Exercise instructions: In the records that follow, locate every line with "конфиденциальности" and extract it.

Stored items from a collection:

----------

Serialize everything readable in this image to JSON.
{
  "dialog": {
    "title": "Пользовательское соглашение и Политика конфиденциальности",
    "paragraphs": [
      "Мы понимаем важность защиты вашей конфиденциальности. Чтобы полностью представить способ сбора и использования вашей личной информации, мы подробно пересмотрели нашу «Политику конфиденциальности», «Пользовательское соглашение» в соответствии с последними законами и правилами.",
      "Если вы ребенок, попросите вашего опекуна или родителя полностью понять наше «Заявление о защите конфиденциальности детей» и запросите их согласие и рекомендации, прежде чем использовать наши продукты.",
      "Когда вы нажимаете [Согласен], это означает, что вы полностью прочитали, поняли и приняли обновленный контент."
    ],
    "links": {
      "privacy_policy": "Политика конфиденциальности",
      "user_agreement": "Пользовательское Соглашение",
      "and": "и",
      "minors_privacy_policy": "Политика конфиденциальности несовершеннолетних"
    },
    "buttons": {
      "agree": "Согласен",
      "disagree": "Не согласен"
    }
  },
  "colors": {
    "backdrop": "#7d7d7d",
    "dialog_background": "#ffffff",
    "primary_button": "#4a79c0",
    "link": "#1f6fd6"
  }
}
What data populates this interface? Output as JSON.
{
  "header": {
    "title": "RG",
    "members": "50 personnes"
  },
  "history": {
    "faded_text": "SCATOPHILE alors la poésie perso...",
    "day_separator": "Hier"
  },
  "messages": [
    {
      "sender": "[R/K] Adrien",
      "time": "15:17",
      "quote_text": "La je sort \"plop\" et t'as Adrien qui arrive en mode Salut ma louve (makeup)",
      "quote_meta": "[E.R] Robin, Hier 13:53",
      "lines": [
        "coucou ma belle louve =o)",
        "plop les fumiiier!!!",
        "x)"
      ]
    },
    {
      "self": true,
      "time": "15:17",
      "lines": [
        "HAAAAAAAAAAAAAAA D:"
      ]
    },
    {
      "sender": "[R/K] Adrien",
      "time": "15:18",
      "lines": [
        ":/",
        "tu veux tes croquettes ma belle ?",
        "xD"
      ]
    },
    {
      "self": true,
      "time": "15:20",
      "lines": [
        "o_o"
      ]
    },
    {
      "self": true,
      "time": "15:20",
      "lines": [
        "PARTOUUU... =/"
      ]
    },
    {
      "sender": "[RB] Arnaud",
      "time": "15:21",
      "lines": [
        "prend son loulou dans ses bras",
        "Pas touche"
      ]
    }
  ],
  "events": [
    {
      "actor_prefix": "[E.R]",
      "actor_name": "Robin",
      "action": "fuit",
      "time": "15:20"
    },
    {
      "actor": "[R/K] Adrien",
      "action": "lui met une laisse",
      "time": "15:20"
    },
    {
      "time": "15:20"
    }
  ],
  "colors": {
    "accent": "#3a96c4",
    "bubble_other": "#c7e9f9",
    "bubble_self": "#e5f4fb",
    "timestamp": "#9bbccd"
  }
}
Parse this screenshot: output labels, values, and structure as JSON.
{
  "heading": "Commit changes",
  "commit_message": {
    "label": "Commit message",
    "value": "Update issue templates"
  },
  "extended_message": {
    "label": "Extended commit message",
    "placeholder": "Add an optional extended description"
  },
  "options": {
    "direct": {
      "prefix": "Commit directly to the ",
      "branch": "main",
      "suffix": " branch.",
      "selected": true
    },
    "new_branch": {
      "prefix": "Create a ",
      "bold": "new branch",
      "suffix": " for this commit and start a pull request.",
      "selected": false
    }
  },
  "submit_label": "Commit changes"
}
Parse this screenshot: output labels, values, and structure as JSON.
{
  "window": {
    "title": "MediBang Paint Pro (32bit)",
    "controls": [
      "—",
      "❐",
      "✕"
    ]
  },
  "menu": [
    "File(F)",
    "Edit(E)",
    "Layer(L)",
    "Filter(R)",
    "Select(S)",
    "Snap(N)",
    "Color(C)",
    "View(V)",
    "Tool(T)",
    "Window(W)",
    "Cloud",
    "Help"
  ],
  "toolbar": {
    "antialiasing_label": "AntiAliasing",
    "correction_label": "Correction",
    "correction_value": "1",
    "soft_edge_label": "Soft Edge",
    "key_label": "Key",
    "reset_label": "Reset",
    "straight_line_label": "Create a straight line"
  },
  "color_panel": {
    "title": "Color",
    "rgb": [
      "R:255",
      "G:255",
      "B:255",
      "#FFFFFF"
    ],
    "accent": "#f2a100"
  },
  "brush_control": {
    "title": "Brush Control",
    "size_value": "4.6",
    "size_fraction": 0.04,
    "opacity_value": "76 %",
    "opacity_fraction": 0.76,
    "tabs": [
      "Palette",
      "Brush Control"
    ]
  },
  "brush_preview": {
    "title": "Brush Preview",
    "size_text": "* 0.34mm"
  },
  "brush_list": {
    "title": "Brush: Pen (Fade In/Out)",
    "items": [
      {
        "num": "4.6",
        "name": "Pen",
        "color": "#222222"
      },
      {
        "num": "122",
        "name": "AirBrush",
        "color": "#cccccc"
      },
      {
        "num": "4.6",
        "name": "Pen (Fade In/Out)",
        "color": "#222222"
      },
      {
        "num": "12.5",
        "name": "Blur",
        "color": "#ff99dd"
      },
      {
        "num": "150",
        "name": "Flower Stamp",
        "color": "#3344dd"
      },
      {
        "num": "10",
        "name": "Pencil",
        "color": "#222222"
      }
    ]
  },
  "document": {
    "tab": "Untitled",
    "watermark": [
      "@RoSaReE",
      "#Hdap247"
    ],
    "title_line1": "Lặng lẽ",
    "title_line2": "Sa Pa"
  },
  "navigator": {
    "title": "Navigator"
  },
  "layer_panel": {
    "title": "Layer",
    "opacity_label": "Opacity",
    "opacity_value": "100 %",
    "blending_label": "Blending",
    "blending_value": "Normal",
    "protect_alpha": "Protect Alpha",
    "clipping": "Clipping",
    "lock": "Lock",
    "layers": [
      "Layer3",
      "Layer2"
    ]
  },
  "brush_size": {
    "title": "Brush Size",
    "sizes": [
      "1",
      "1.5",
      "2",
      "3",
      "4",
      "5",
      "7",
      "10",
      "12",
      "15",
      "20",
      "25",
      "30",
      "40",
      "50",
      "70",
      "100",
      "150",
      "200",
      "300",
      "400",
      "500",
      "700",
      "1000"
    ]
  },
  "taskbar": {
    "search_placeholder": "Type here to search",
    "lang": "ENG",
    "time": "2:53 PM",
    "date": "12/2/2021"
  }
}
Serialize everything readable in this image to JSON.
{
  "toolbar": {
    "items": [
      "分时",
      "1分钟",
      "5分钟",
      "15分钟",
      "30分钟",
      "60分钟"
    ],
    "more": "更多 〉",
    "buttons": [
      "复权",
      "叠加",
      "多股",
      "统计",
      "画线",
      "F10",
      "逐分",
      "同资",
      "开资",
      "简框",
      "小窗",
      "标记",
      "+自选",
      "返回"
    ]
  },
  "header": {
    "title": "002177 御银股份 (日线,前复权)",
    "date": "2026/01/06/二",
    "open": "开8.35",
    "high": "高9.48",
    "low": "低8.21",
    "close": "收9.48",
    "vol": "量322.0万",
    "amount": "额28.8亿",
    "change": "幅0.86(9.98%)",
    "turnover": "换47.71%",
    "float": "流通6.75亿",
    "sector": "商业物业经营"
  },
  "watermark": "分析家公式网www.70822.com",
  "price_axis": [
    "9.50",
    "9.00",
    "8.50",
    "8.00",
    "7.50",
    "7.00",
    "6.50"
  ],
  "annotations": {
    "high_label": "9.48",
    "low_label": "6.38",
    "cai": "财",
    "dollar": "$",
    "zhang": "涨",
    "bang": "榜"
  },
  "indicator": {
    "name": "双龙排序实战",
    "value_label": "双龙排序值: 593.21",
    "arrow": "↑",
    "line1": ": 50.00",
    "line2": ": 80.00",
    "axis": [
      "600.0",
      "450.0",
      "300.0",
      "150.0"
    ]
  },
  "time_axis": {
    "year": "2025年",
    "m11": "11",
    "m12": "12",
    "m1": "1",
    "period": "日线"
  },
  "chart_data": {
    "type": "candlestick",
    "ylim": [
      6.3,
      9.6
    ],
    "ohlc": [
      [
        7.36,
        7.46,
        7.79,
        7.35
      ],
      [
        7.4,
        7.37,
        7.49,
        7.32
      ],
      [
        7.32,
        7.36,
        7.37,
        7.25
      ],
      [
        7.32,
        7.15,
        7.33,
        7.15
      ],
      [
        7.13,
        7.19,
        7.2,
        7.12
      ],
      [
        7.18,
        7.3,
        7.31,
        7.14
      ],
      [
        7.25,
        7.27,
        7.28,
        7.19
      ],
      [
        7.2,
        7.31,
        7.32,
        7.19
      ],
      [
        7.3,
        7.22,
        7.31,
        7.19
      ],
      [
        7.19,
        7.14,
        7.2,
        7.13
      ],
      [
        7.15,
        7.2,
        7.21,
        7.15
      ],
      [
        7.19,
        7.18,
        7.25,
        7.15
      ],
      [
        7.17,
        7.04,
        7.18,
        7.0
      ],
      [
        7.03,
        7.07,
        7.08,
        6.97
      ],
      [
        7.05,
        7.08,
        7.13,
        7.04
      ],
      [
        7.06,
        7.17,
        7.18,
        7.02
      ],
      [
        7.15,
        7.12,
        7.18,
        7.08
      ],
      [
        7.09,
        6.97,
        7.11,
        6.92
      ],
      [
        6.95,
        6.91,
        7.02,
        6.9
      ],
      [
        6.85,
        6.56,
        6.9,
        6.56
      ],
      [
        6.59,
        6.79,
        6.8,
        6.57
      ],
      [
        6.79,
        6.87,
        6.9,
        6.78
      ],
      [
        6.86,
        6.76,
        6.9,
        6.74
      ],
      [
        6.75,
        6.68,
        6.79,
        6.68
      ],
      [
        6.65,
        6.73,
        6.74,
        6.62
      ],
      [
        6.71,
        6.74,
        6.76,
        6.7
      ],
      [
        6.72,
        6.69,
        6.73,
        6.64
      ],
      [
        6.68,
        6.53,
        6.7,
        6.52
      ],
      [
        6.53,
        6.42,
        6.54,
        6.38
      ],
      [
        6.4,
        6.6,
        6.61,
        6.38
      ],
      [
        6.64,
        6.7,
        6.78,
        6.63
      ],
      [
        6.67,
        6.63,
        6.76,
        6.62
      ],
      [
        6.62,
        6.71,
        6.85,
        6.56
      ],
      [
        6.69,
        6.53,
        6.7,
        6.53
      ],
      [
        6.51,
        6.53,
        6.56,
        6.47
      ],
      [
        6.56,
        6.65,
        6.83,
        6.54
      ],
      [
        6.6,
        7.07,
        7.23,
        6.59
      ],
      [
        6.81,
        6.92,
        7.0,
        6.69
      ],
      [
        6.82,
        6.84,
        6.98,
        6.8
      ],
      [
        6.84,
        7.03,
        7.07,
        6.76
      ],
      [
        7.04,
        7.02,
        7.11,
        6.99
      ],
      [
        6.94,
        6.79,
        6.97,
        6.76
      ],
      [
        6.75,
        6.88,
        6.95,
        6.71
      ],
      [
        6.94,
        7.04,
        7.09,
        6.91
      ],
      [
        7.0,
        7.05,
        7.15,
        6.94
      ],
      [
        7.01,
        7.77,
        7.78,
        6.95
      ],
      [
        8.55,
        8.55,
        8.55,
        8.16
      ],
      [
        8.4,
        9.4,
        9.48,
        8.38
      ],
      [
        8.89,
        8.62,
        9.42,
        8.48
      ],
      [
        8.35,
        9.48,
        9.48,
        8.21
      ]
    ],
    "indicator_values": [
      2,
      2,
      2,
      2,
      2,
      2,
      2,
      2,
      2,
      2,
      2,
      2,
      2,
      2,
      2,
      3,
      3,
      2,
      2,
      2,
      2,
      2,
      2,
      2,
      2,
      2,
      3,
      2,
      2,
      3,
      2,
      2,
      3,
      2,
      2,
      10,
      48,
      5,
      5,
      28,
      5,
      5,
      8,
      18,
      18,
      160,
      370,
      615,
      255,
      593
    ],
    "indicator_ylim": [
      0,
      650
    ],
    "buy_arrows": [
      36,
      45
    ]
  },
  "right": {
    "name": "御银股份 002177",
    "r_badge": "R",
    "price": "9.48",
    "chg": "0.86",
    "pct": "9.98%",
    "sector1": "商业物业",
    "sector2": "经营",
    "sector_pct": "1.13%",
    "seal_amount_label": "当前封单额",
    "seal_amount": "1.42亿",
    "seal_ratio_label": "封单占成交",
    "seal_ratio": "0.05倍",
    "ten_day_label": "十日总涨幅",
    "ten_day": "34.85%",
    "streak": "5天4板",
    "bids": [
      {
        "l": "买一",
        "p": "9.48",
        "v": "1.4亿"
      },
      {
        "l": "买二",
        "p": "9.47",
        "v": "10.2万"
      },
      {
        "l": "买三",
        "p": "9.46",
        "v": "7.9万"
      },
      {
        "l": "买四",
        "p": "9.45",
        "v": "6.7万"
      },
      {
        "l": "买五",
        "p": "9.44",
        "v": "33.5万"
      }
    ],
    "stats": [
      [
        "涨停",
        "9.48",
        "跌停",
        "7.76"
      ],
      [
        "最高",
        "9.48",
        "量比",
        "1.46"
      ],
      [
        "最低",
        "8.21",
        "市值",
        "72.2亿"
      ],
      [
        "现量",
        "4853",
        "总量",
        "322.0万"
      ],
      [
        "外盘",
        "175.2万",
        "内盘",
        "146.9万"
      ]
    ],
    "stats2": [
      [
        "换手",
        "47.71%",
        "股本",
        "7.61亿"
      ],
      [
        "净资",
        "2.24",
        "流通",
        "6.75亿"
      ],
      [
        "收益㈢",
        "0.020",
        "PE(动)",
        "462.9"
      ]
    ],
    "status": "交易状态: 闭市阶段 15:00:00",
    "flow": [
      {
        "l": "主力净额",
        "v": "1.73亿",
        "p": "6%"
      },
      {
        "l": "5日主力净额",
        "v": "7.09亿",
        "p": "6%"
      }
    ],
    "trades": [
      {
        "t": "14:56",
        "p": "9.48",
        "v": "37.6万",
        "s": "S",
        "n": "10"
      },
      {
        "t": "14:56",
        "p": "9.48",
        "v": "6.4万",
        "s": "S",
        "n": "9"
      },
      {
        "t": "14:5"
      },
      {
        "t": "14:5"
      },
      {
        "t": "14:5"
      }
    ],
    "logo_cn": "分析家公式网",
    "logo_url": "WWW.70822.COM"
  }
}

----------

Written answer:
    "title": "Пользовательское соглашение и Политика конфиденциальности",
      "Мы понимаем важность защиты вашей конфиденциальности. Чтобы полностью представить способ сбора и использования вашей личной информации, мы подробно пересмотрели нашу «Политику конфиденциальности», «Пользовательское соглашение» в соответствии с последними законами и правилами.",
      "Если вы ребенок, попросите вашего опекуна или родителя полностью понять наше «Заявление о защите конфиденциальности детей» и запросите их согласие и рекомендации, прежде чем использовать наши продукты.",
      "privacy_policy": "Политика конфиденциальности",
      "minors_privacy_policy": "Политика конфиденциальности несовершеннолетних"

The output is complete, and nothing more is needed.